TASK GOAL. What is the number of lines below that contain the word "localhost"? Respond with that number alone.

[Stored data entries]
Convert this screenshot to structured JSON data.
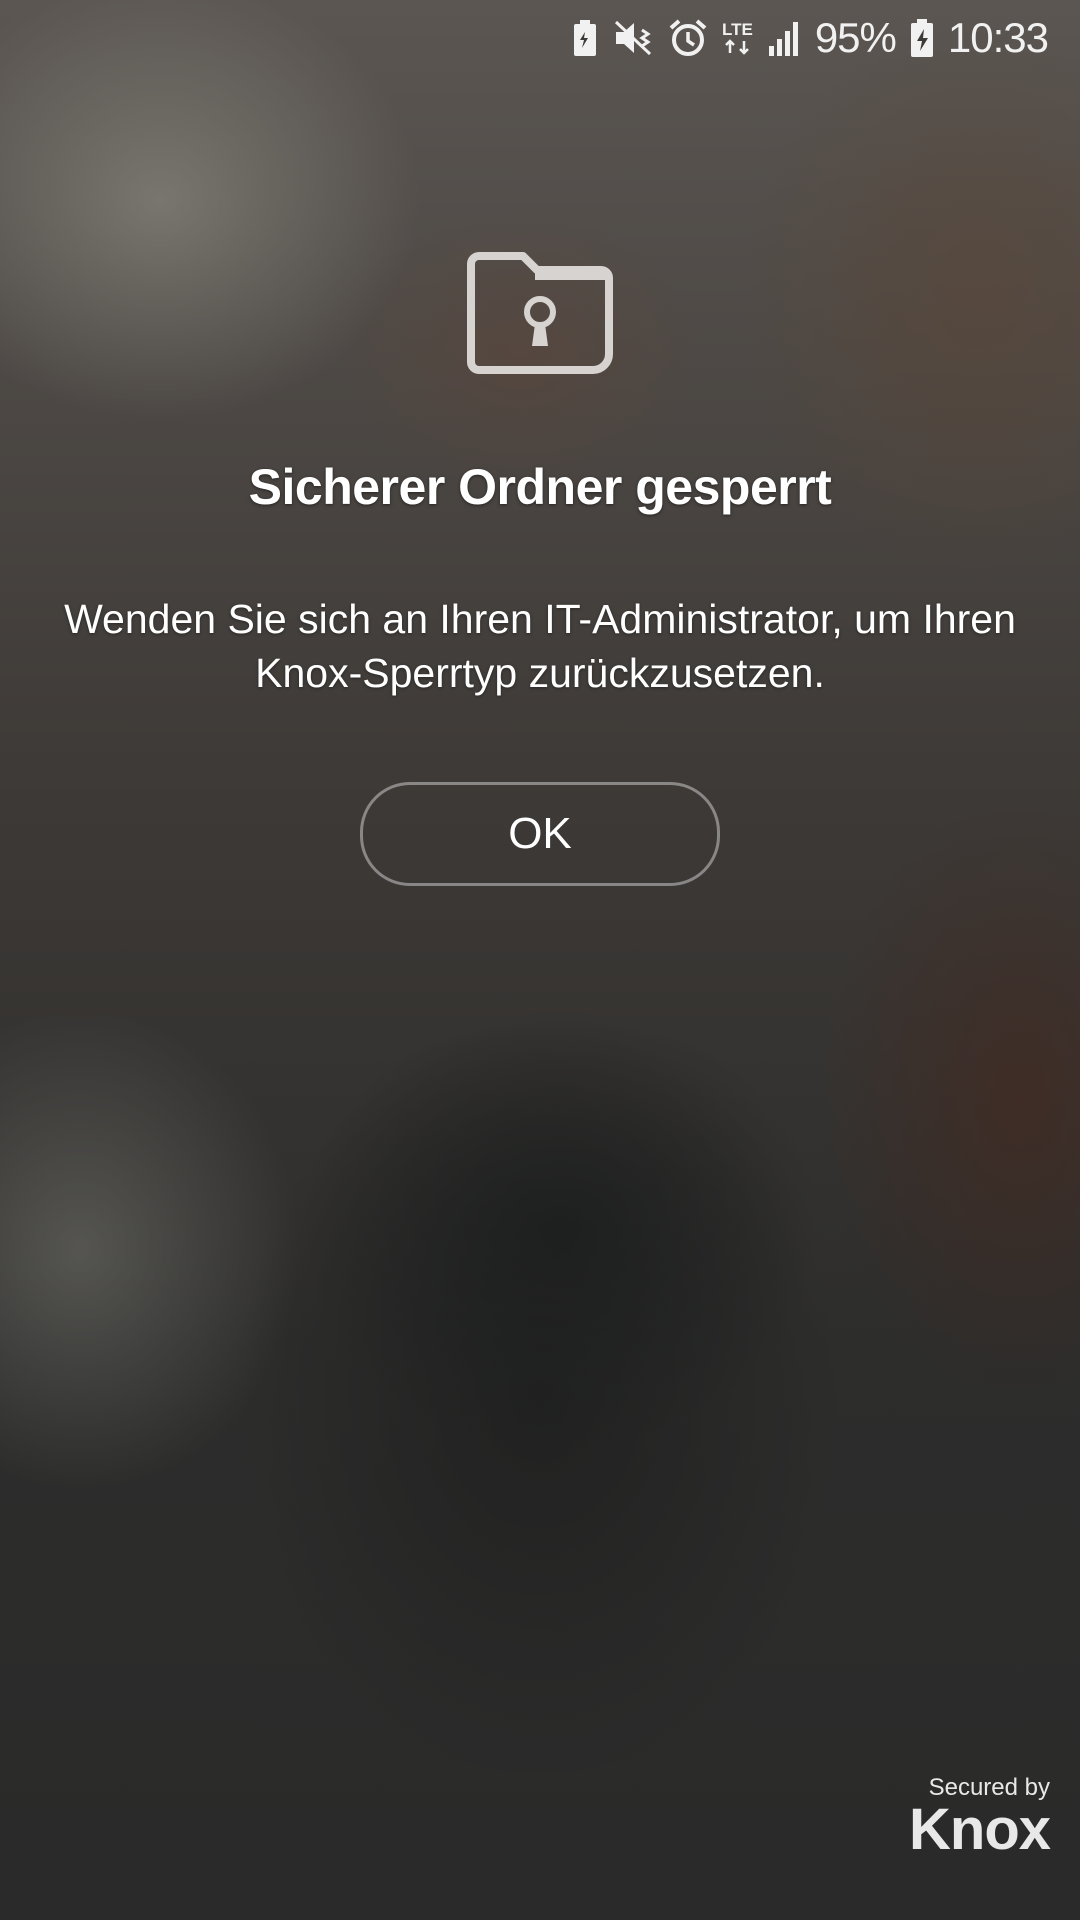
{
  "status_bar": {
    "icons": [
      "battery-saver-icon",
      "mute-icon",
      "alarm-icon",
      "lte-icon",
      "signal-icon",
      "battery-charging-icon"
    ],
    "lte_label": "LTE",
    "battery_percent": "95%",
    "time": "10:33"
  },
  "lock_screen": {
    "icon": "secure-folder-lock-icon",
    "title": "Sicherer Ordner gesperrt",
    "message": "Wenden Sie sich an Ihren IT-Administrator, um Ihren Knox-Sperrtyp zurückzusetzen.",
    "ok_label": "OK"
  },
  "branding": {
    "secured_by": "Secured by",
    "logo": "Knox"
  }
}
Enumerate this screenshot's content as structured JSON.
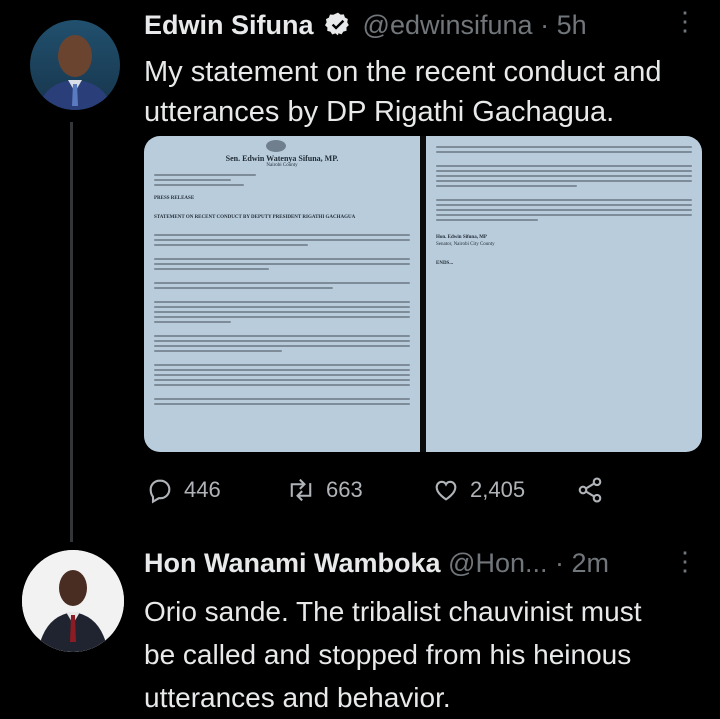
{
  "tweet1": {
    "name": "Edwin Sifuna",
    "handle": "@edwinsifuna",
    "time": "· 5h",
    "text": "My statement on the recent conduct and utterances by DP Rigathi Gachagua.",
    "document": {
      "sender": "Sen. Edwin Watenya Sifuna, MP.",
      "county": "Nairobi County",
      "heading": "PRESS RELEASE",
      "statement_title": "STATEMENT ON RECENT CONDUCT BY DEPUTY PRESIDENT RIGATHI GACHAGUA",
      "signature": "Hon. Edwin Sifuna, MP",
      "signature_role": "Senator, Nairobi City County",
      "ends": "ENDS..."
    },
    "stats": {
      "replies": "446",
      "retweets": "663",
      "likes": "2,405"
    }
  },
  "tweet2": {
    "name": "Hon Wanami Wamboka",
    "handle": "@Hon...",
    "time": "· 2m",
    "text_lines": [
      "Orio sande. The tribalist chauvinist must",
      "be called and stopped from his heinous",
      "utterances and behavior."
    ]
  },
  "colors": {
    "background": "#000000",
    "text": "#e7e9ea",
    "muted": "#71767b",
    "thread": "#333639",
    "verified": "#e7e9ea"
  },
  "icons": [
    "verified-icon",
    "more-icon",
    "reply-icon",
    "retweet-icon",
    "like-icon",
    "share-icon"
  ]
}
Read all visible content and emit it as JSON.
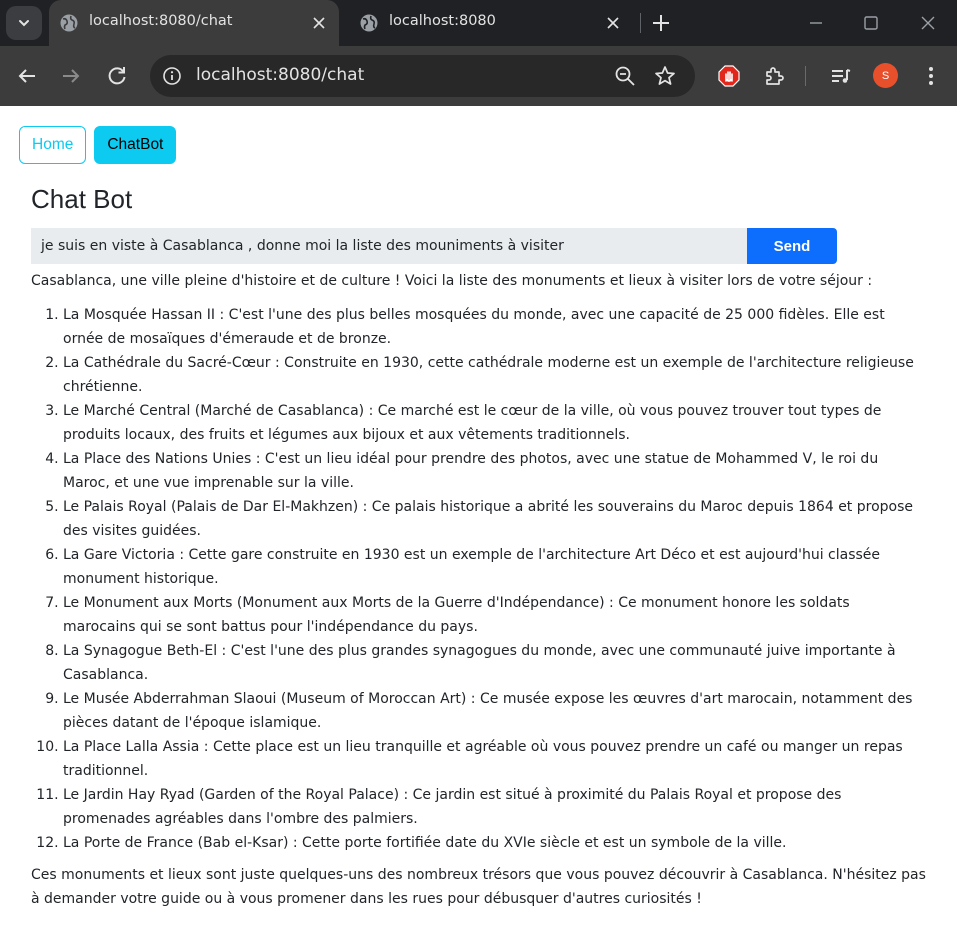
{
  "browser": {
    "tabs": [
      {
        "title": "localhost:8080/chat",
        "active": true
      },
      {
        "title": "localhost:8080",
        "active": false
      }
    ],
    "address": "localhost:8080/chat",
    "profile_initial": "S",
    "accent_colors": {
      "tabstrip": "#202124",
      "toolbar": "#3c3c3c",
      "avatar": "#e8502c"
    }
  },
  "nav": {
    "home_label": "Home",
    "chatbot_label": "ChatBot"
  },
  "page_title": "Chat Bot",
  "chat": {
    "input_value": "je suis en viste à Casablanca , donne moi la liste des mouniments à visiter",
    "send_label": "Send"
  },
  "answer": {
    "intro": "Casablanca, une ville pleine d'histoire et de culture ! Voici la liste des monuments et lieux à visiter lors de votre séjour :",
    "items": [
      "La Mosquée Hassan II : C'est l'une des plus belles mosquées du monde, avec une capacité de 25 000 fidèles. Elle est ornée de mosaïques d'émeraude et de bronze.",
      "La Cathédrale du Sacré-Cœur : Construite en 1930, cette cathédrale moderne est un exemple de l'architecture religieuse chrétienne.",
      "Le Marché Central (Marché de Casablanca) : Ce marché est le cœur de la ville, où vous pouvez trouver tout types de produits locaux, des fruits et légumes aux bijoux et aux vêtements traditionnels.",
      "La Place des Nations Unies : C'est un lieu idéal pour prendre des photos, avec une statue de Mohammed V, le roi du Maroc, et une vue imprenable sur la ville.",
      "Le Palais Royal (Palais de Dar El-Makhzen) : Ce palais historique a abrité les souverains du Maroc depuis 1864 et propose des visites guidées.",
      "La Gare Victoria : Cette gare construite en 1930 est un exemple de l'architecture Art Déco et est aujourd'hui classée monument historique.",
      "Le Monument aux Morts (Monument aux Morts de la Guerre d'Indépendance) : Ce monument honore les soldats marocains qui se sont battus pour l'indépendance du pays.",
      "La Synagogue Beth-El : C'est l'une des plus grandes synagogues du monde, avec une communauté juive importante à Casablanca.",
      "Le Musée Abderrahman Slaoui (Museum of Moroccan Art) : Ce musée expose les œuvres d'art marocain, notamment des pièces datant de l'époque islamique.",
      "La Place Lalla Assia : Cette place est un lieu tranquille et agréable où vous pouvez prendre un café ou manger un repas traditionnel.",
      "Le Jardin Hay Ryad (Garden of the Royal Palace) : Ce jardin est situé à proximité du Palais Royal et propose des promenades agréables dans l'ombre des palmiers.",
      "La Porte de France (Bab el-Ksar) : Cette porte fortifiée date du XVIe siècle et est un symbole de la ville."
    ],
    "outro": "Ces monuments et lieux sont juste quelques-uns des nombreux trésors que vous pouvez découvrir à Casablanca. N'hésitez pas à demander votre guide ou à vous promener dans les rues pour débusquer d'autres curiosités !"
  }
}
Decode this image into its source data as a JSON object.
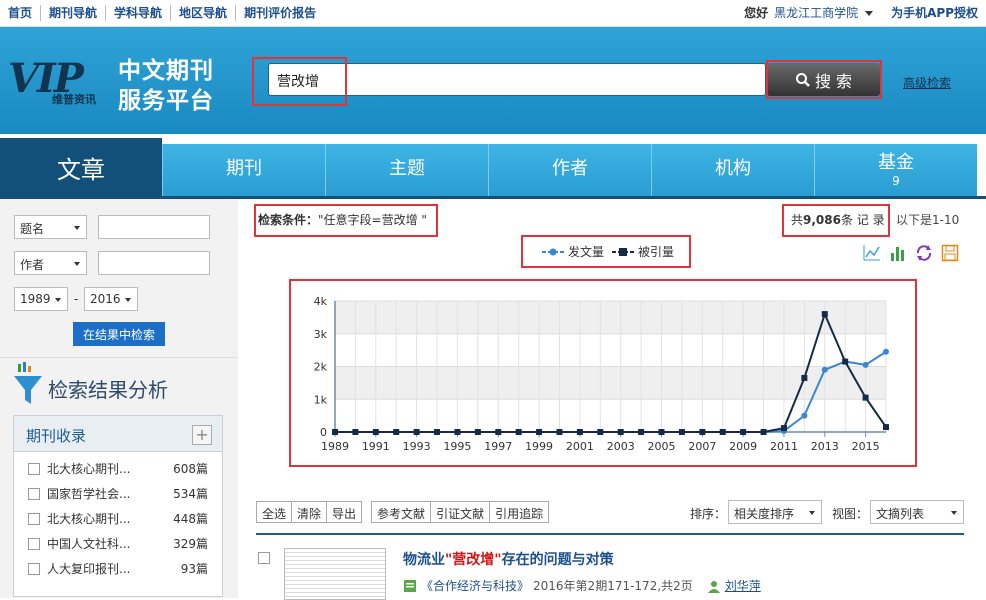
{
  "topbar": {
    "links": [
      "首页",
      "期刊导航",
      "学科导航",
      "地区导航",
      "期刊评价报告"
    ],
    "greeting": "您好",
    "institution": "黑龙江工商学院",
    "app_link": "为手机APP授权"
  },
  "header": {
    "logo_text": "VIP",
    "logo_sub": "维普资讯",
    "brand_line1": "中文期刊",
    "brand_line2": "服务平台",
    "search_value": "营改增",
    "search_button": "搜 索",
    "advanced_link": "高级检索"
  },
  "tabs": [
    {
      "label": "文章",
      "count": ""
    },
    {
      "label": "期刊",
      "count": ""
    },
    {
      "label": "主题",
      "count": ""
    },
    {
      "label": "作者",
      "count": ""
    },
    {
      "label": "机构",
      "count": ""
    },
    {
      "label": "基金",
      "count": "9"
    }
  ],
  "sidebar": {
    "field1": "题名",
    "field2": "作者",
    "year_from": "1989",
    "year_to": "2016",
    "dash": "-",
    "search_in_results": "在结果中检索",
    "analysis_title": "检索结果分析",
    "panel_title": "期刊收录",
    "journals": [
      {
        "name": "北大核心期刊...",
        "count": "608篇"
      },
      {
        "name": "国家哲学社会...",
        "count": "534篇"
      },
      {
        "name": "北大核心期刊...",
        "count": "448篇"
      },
      {
        "name": "中国人文社科...",
        "count": "329篇"
      },
      {
        "name": "人大复印报刊...",
        "count": "93篇"
      }
    ]
  },
  "main": {
    "cond_label": "检索条件：",
    "cond_value": "\"任意字段=营改增 \"",
    "total_prefix": "共",
    "total_count": "9,086",
    "total_suffix": "条 记 录",
    "range": "以下是1-10",
    "legend_pub": "发文量",
    "legend_cite": "被引量",
    "toolbar": [
      "全选",
      "清除",
      "导出"
    ],
    "toolbar2": [
      "参考文献",
      "引证文献",
      "引用追踪"
    ],
    "sort_label": "排序：",
    "sort_value": "相关度排序",
    "view_label": "视图：",
    "view_value": "文摘列表",
    "result": {
      "title_before": "物流业",
      "title_hl": "\"营改增\"",
      "title_after": "存在的问题与对策",
      "source": "《合作经济与科技》",
      "meta": "2016年第2期171-172,共2页",
      "author": "刘华萍"
    }
  },
  "chart_data": {
    "type": "line",
    "x": [
      1989,
      1990,
      1991,
      1992,
      1993,
      1994,
      1995,
      1996,
      1997,
      1998,
      1999,
      2000,
      2001,
      2002,
      2003,
      2004,
      2005,
      2006,
      2007,
      2008,
      2009,
      2010,
      2011,
      2012,
      2013,
      2014,
      2015,
      2016
    ],
    "x_ticks": [
      "1989",
      "1991",
      "1993",
      "1995",
      "1997",
      "1999",
      "2001",
      "2003",
      "2005",
      "2007",
      "2009",
      "2011",
      "2013",
      "2015"
    ],
    "y_ticks": [
      "0",
      "1k",
      "2k",
      "3k",
      "4k"
    ],
    "ylim": [
      0,
      4000
    ],
    "series": [
      {
        "name": "发文量",
        "color": "#3a86d4",
        "values": [
          0,
          0,
          0,
          0,
          0,
          0,
          0,
          0,
          0,
          0,
          0,
          0,
          0,
          0,
          0,
          0,
          0,
          0,
          0,
          0,
          0,
          0,
          30,
          500,
          1900,
          2150,
          2050,
          2450
        ]
      },
      {
        "name": "被引量",
        "color": "#162a45",
        "values": [
          0,
          0,
          0,
          0,
          0,
          0,
          0,
          0,
          0,
          0,
          0,
          0,
          0,
          0,
          0,
          0,
          0,
          0,
          0,
          0,
          0,
          0,
          120,
          1650,
          3600,
          2150,
          1050,
          150
        ]
      }
    ],
    "grid": true
  }
}
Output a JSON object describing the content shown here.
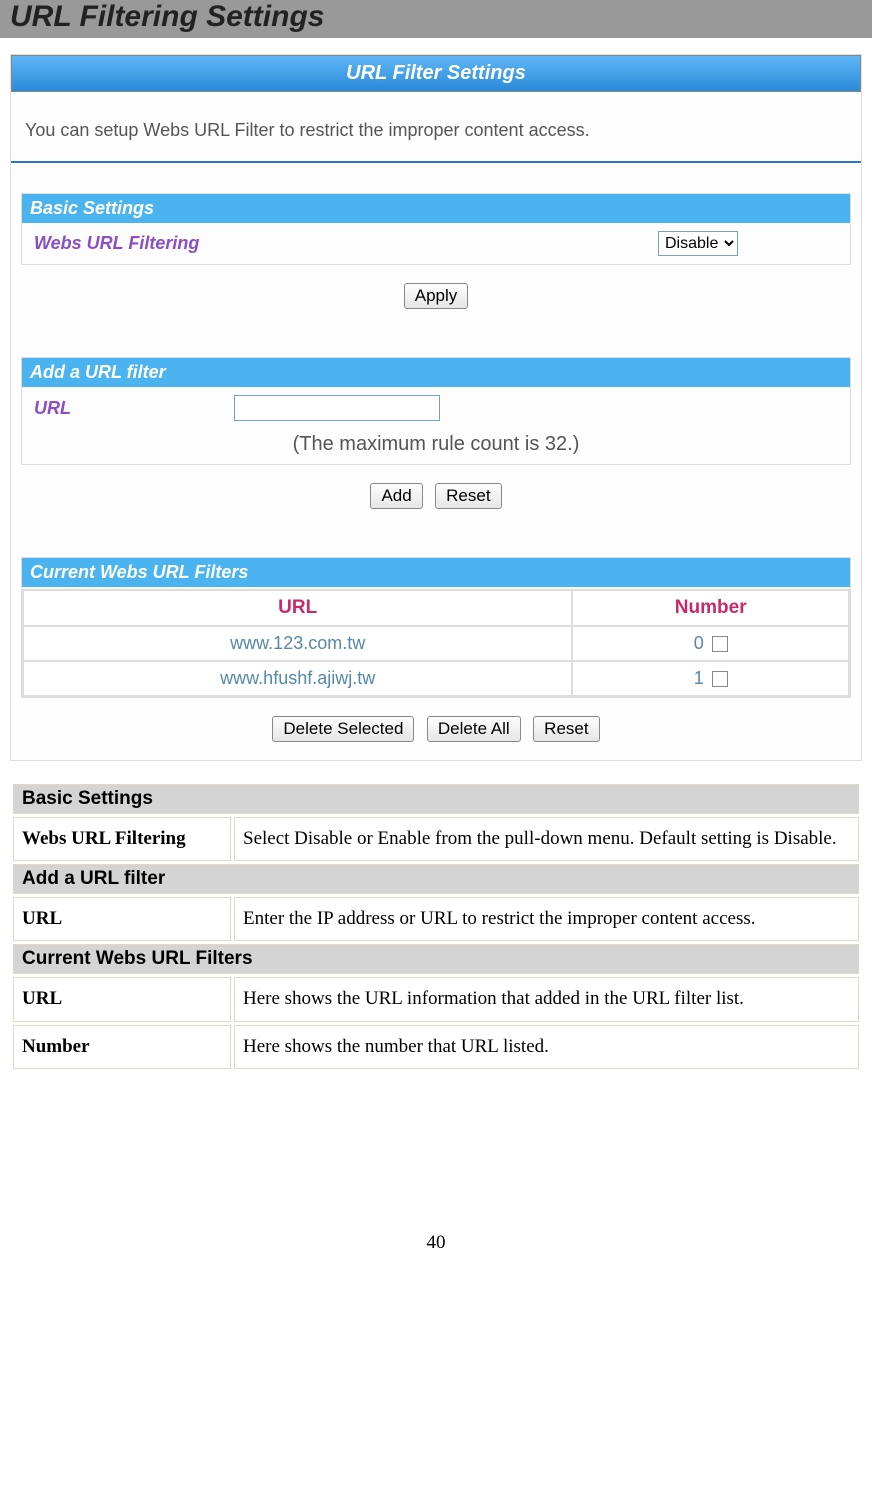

FINISHED TASK. 3